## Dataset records
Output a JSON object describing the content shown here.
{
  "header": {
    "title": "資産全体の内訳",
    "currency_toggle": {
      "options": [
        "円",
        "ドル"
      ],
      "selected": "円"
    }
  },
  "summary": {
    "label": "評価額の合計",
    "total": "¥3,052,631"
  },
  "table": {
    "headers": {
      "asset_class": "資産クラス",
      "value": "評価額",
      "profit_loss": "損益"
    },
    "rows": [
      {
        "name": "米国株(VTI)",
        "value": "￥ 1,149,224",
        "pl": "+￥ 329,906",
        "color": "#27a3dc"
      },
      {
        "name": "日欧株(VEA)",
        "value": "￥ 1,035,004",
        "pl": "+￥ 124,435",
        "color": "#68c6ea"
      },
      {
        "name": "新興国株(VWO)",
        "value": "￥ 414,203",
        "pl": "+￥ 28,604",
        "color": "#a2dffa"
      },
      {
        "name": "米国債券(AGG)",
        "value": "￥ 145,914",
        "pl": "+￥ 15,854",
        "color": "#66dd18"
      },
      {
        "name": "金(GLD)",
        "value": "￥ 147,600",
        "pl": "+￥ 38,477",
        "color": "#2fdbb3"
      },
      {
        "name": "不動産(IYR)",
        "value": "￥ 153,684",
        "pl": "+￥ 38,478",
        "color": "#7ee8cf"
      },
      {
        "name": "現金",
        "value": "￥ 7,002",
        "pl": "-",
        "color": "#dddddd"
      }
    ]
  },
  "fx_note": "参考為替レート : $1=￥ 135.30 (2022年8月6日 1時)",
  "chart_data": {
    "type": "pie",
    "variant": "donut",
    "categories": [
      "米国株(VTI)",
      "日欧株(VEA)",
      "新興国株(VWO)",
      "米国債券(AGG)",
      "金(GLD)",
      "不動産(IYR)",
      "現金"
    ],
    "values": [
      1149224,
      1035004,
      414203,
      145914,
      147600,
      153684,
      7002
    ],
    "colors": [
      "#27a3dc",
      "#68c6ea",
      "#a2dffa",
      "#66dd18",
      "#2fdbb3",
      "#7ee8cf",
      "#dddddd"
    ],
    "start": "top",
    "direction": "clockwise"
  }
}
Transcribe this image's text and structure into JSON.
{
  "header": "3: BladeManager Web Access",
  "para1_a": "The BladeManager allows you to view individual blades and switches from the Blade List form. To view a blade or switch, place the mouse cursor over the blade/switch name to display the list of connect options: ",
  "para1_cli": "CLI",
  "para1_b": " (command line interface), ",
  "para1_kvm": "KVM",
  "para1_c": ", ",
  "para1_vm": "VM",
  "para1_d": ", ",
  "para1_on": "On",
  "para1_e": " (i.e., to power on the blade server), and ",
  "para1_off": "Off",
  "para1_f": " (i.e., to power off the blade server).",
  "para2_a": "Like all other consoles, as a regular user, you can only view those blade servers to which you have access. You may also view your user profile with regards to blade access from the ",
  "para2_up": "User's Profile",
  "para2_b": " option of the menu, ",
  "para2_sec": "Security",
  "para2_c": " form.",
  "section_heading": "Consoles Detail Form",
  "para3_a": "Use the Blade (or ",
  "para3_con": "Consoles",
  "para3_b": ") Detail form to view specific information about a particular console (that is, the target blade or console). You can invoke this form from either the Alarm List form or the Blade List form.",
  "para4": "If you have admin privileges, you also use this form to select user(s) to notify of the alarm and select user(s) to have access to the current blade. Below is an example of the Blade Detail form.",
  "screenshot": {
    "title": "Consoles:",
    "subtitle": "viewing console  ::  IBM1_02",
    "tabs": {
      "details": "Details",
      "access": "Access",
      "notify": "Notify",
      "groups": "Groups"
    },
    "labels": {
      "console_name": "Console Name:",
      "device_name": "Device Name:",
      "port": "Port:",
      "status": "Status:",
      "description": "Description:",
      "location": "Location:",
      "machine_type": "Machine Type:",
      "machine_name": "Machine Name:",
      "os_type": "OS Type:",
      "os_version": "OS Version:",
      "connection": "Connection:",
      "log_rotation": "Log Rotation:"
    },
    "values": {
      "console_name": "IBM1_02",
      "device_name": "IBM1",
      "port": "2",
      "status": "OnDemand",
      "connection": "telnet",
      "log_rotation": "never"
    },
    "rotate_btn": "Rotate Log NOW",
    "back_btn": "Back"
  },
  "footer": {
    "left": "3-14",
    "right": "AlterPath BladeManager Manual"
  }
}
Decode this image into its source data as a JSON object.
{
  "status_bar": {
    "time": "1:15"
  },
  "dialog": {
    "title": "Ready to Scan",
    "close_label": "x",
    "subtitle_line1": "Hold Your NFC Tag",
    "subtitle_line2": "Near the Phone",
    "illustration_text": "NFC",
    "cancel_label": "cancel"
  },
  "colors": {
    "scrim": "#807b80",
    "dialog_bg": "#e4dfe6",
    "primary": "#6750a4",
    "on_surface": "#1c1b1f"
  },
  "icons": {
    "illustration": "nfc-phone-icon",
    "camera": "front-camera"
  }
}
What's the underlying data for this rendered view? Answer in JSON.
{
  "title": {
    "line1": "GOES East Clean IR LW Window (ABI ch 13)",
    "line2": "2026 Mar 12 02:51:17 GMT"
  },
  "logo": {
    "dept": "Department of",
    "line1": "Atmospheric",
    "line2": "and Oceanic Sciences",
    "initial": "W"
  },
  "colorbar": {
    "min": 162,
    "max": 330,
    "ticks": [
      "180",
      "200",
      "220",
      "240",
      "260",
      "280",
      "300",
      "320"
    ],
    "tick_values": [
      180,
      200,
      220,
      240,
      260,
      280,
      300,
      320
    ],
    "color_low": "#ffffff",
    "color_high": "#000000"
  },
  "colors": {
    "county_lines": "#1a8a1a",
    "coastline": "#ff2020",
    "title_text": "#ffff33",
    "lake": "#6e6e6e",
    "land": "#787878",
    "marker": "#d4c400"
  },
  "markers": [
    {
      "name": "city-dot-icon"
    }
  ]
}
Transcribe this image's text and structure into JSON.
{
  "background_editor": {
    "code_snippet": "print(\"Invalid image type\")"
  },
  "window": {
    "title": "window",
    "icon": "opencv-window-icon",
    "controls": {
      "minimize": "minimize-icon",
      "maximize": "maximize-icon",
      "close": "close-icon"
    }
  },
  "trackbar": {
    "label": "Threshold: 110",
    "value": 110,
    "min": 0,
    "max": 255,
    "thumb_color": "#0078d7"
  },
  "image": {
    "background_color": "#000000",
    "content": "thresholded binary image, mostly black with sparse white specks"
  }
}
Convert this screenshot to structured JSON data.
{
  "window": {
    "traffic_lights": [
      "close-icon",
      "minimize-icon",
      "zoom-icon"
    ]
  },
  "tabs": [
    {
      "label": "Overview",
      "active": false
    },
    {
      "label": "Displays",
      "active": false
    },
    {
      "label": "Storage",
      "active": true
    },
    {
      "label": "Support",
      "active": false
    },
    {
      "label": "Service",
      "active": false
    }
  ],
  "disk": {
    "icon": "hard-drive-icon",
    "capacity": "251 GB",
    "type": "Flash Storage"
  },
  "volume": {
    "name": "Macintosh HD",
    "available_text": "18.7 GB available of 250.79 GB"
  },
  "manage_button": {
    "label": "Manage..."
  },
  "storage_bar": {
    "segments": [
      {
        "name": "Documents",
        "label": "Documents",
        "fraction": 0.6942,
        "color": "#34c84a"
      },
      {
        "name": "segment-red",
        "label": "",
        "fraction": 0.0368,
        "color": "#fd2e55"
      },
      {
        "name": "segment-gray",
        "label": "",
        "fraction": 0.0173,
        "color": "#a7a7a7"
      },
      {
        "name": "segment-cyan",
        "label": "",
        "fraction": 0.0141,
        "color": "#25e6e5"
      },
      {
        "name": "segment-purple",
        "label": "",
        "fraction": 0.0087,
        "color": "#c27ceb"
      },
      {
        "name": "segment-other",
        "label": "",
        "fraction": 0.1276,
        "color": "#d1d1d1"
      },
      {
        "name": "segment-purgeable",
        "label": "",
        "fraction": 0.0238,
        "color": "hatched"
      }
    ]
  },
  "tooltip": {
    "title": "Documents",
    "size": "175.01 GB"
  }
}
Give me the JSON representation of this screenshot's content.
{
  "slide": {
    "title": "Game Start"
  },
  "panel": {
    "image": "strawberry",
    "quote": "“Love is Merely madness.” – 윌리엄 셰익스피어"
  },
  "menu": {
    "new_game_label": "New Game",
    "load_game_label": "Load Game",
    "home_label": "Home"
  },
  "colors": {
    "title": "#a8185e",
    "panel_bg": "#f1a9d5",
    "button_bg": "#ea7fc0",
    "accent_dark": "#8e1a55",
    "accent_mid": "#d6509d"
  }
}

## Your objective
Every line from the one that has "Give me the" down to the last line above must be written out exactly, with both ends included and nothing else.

## Your response
Give me the JSON representation of this screenshot's content.
{
  "slide": {
    "title": "Game Start"
  },
  "panel": {
    "image": "strawberry",
    "quote": "“Love is Merely madness.” – 윌리엄 셰익스피어"
  },
  "menu": {
    "new_game_label": "New Game",
    "load_game_label": "Load Game",
    "home_label": "Home"
  },
  "colors": {
    "title": "#a8185e",
    "panel_bg": "#f1a9d5",
    "button_bg": "#ea7fc0",
    "accent_dark": "#8e1a55",
    "accent_mid": "#d6509d"
  }
}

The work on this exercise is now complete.